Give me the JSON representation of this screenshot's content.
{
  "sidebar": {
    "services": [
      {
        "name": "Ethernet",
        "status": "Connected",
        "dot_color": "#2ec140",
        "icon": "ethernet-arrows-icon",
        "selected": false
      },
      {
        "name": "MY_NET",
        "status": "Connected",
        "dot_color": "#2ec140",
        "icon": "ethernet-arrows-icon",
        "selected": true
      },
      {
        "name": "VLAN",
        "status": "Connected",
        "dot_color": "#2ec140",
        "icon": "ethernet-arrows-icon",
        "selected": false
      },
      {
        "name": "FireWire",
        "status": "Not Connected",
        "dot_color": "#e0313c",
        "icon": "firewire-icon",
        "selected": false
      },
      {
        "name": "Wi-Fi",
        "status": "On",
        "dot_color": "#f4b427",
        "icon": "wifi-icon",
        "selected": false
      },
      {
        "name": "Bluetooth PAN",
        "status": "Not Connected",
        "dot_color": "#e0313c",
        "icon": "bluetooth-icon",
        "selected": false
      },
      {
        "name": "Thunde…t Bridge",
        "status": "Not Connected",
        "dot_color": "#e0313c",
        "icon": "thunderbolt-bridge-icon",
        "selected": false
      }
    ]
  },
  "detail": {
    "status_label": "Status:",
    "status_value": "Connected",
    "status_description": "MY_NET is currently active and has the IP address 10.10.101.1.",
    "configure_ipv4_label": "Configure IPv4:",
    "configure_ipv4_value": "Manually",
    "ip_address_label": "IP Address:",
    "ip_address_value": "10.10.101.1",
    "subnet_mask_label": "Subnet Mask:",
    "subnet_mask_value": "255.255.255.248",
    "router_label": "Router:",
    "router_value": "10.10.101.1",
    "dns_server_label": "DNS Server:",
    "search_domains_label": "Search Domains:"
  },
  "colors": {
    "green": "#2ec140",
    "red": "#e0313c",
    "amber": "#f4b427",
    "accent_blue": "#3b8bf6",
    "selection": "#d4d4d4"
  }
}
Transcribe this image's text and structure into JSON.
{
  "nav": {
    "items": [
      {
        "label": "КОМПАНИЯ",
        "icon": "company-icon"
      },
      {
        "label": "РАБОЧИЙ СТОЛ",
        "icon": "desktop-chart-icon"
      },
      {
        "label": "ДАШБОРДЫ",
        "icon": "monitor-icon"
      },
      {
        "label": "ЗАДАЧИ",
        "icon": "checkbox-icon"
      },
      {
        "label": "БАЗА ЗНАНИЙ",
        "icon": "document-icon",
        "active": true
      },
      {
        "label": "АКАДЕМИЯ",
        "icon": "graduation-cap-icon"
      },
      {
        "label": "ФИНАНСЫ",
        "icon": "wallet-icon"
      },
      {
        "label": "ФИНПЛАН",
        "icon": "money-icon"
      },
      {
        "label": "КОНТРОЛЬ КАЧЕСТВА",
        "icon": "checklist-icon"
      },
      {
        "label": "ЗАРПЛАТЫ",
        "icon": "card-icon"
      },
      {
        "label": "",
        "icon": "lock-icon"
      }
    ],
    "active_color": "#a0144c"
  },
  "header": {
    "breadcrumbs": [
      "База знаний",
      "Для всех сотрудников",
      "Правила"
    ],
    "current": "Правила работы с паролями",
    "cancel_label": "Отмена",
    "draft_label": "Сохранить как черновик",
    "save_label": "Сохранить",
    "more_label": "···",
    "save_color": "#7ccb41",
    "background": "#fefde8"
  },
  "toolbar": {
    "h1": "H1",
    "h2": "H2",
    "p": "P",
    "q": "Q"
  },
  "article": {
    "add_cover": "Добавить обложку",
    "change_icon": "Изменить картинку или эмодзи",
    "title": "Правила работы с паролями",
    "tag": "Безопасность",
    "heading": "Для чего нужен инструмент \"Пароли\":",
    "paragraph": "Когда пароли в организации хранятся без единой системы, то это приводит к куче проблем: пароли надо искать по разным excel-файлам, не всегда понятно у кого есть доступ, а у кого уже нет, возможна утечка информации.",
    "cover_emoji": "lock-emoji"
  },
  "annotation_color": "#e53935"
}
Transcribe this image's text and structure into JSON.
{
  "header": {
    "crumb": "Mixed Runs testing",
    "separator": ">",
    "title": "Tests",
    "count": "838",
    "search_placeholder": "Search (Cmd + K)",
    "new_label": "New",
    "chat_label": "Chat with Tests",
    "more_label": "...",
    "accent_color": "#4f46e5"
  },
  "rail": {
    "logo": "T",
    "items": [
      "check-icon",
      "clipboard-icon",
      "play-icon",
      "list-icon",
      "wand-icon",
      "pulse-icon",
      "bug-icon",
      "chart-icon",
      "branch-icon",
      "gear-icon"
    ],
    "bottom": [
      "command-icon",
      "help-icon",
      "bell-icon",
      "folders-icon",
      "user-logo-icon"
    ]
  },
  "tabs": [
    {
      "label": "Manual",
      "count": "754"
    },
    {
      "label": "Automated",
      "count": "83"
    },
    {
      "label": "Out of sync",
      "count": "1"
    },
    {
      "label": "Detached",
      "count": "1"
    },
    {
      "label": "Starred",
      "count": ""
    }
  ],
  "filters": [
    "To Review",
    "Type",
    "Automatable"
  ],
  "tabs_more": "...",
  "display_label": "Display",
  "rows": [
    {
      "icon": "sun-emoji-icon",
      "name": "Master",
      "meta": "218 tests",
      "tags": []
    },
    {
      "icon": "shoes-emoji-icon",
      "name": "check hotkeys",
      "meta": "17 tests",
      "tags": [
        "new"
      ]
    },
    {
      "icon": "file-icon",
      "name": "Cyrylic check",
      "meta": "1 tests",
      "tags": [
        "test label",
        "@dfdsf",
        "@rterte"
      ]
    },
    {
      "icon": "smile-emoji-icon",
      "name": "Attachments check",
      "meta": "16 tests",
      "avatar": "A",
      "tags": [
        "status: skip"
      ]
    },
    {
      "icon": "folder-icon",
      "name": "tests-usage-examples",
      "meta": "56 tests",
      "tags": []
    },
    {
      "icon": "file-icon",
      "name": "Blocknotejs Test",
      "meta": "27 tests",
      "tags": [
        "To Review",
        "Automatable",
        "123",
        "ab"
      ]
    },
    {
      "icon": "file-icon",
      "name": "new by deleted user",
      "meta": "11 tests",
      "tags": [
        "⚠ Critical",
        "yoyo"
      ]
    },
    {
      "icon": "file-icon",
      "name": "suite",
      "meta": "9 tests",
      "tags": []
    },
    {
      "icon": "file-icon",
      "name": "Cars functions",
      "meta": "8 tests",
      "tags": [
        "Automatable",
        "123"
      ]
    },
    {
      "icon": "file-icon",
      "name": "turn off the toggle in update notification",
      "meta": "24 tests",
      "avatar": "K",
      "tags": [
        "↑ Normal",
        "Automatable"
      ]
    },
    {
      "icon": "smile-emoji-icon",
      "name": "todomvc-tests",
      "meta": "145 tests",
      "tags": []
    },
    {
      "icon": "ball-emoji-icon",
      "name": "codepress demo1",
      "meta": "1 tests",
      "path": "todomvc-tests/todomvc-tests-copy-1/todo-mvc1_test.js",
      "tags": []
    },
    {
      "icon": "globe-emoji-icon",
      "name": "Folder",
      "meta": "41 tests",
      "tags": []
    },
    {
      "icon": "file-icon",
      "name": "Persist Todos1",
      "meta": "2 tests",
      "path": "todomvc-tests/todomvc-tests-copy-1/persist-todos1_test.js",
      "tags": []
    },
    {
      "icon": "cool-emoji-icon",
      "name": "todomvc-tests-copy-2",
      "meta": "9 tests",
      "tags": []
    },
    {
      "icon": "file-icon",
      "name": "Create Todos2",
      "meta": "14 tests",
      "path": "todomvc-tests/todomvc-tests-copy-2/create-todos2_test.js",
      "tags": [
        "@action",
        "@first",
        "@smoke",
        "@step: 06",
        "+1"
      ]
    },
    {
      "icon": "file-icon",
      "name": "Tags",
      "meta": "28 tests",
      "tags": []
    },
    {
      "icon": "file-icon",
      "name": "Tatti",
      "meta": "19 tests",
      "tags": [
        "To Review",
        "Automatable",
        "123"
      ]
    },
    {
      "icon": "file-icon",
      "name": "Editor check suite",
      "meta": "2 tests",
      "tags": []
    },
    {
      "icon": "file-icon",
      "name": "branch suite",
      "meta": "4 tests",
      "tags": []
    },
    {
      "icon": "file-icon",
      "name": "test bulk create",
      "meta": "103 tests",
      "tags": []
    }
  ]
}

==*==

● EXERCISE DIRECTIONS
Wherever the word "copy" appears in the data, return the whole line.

● ANSWER SECTION
      "path": "todomvc-tests/todomvc-tests-copy-1/todo-mvc1_test.js",
      "path": "todomvc-tests/todomvc-tests-copy-1/persist-todos1_test.js",
      "name": "todomvc-tests-copy-2",
      "path": "todomvc-tests/todomvc-tests-copy-2/create-todos2_test.js",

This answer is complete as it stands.